It does seem plausible on that basis that Panton’s group could elect him as Premier, when Parliament is called, albeit with the need for Bush to cast the final vote from the Speaker’s chair.
The Progressives later released a statement suggesting that the Speaker could not cast the deciding vote for Premier or help pass new laws.
“Parliamentary convention throughout the Westminster system of government in the Commonwealth, requires that the casting vote given to the Speaker to break a tie be exercised only to preserve the status quo, not to pass legislation or to elect a new Premier,” Roy McTaggart said in a statement.
“Mr. Panton does not therefore have a viable government at this stage. This is merely a ruse and whilst Mr Panton may be able to fool some of the country with this tactic, he will not be able to fool the majority.”
The Progressives have indicated they are seeking legal advice and believe it would be “unlawful” to proceed on the basis proposed by Panton in his press release.
McTaggart said his team was still working to form a coalition government that could manage the “affairs of state” and stay united through “difficult times ahead.”
As has been seen over the past few days, announcements of governments on either side are provisional. The Constitution dictates that such deals can only be finalised through a vote in Parliament to elect the premier and swear in the ministers. That could happen as early as Wednesday if the governor agrees to Panton’s request.
Panton appeared confident that his partnership with Bush would secure the route of his PACT coalition to government.
The alliance with the West Bay legislator represents a U-turn for Panton, who cited the Progressives’ failure to break its partnership with the Speaker over his conviction for assaulting a woman, as one of the reasons for his decision to leave the party and contest the 2021 election as an independent candidate.
The announcement of the decision was accompanied by a written apology from Bush and a commitment to donate 10% of his salary to the Crisis Centre.
Bush was convicted in December last year of assaulting the female bar manager at Coral Beach.

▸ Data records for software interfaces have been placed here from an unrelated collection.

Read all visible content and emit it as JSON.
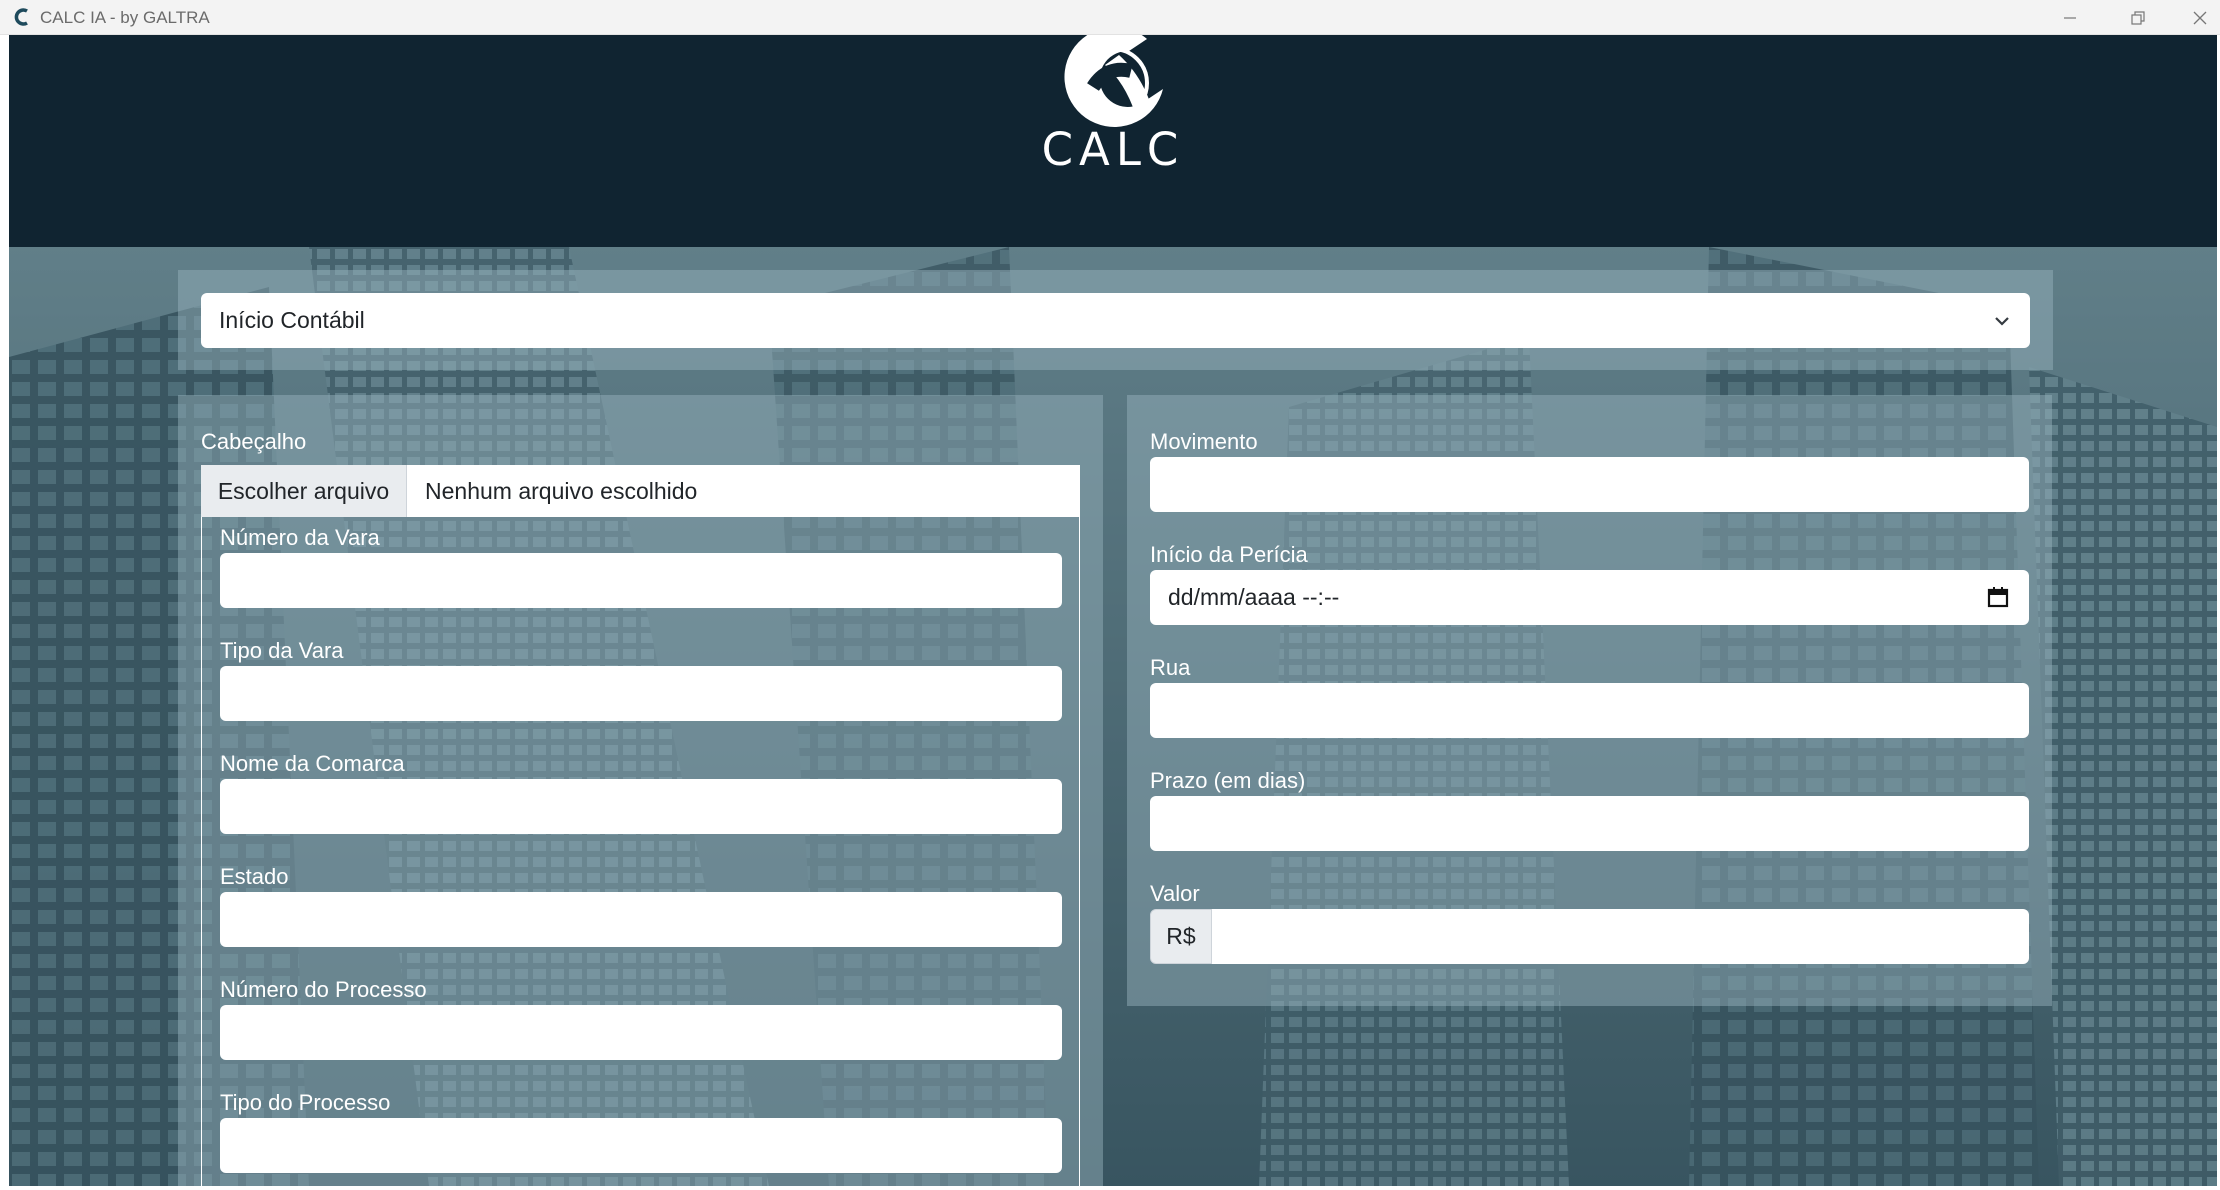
{
  "window": {
    "title": "CALC IA - by GALTRA",
    "icons": [
      "app-logo-icon",
      "minimize-icon",
      "restore-icon",
      "close-icon"
    ]
  },
  "brand": {
    "logo_text": "CALC",
    "header_color": "#102431"
  },
  "top_select": {
    "value": "Início Contábil"
  },
  "cabecalho": {
    "legend": "Cabeçalho",
    "file_button": "Escolher arquivo",
    "file_status": "Nenhum arquivo escolhido",
    "fields": [
      {
        "label": "Número da Vara",
        "value": ""
      },
      {
        "label": "Tipo da Vara",
        "value": ""
      },
      {
        "label": "Nome da Comarca",
        "value": ""
      },
      {
        "label": "Estado",
        "value": ""
      },
      {
        "label": "Número do Processo",
        "value": ""
      },
      {
        "label": "Tipo do Processo",
        "value": ""
      }
    ]
  },
  "right_form": {
    "movimento_label": "Movimento",
    "inicio_pericia_label": "Início da Perícia",
    "inicio_pericia_value": "dd/mm/aaaa --:--",
    "rua_label": "Rua",
    "prazo_label": "Prazo (em dias)",
    "valor_label": "Valor",
    "valor_prefix": "R$"
  }
}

Controversy over the failure of the government to force his departure from the Speaker’s chair, as opposition legislators called for a vote of no confidence in the house, forced the early elections.
Bush said he had been in talks with the independents for three days and had now agreed to be Speaker. As a condition of the role, he said, he had also agreed to immediate implementation of a code of conduct for all Parliamentarians “where any infractions would lead to immediate dismissal from their position”.
Bush said in his statement, “As many of you are aware, many members of the PACT Alliance campaigned against me.
“Like all Caymanians, that is their democratic right to promote their principles and values, and I respect their right to do so.
“While the election, and post-election discussions were heated, I am encouraged and inspired by the patriotism of Premier Designate, G. Wayne Panton, members of the PACT Independents, and their families who chose to put aside personal differences in the interest of our country.”
He said it was clear that the country wanted an independent government and pointed out that he had also contested the election as an independent.
Panton named his Cabinet as:
- Premier – G. Wayne Panton, MP Elect, Newlands
- Deputy Premier – Christopher Saunders, MP Elect, Bodden Town West
- Minister – Kenneth V. Bryan, MP Elect, George Town Central
- Minister – Sabrina Turner, MP Elect, Prospect
- Minister – André M. Ebanks, MP Elect, West Bay South
- Minister – Katherine Ebanks-Wilks, MP Elect, West Bay Central
- Minister – Johany S. ‘Jay’ Ebanks, MP Elect, North Side
- Minister – Bernie A. Bush, MP Elect, West Bay North
Heather Bodden would serve as a parliamentary secretary, he indicated.
He added, “I want to thank Premier McLaughlin and his team for their service to our islands as public service is still a noble calling.
“I also want to use this opportunity to thank the other Parliamentarians who also served our islands over the past 4 years but were unsuccessful at the polls. In their contributions, they have left their fingerprints on the development of our islands.”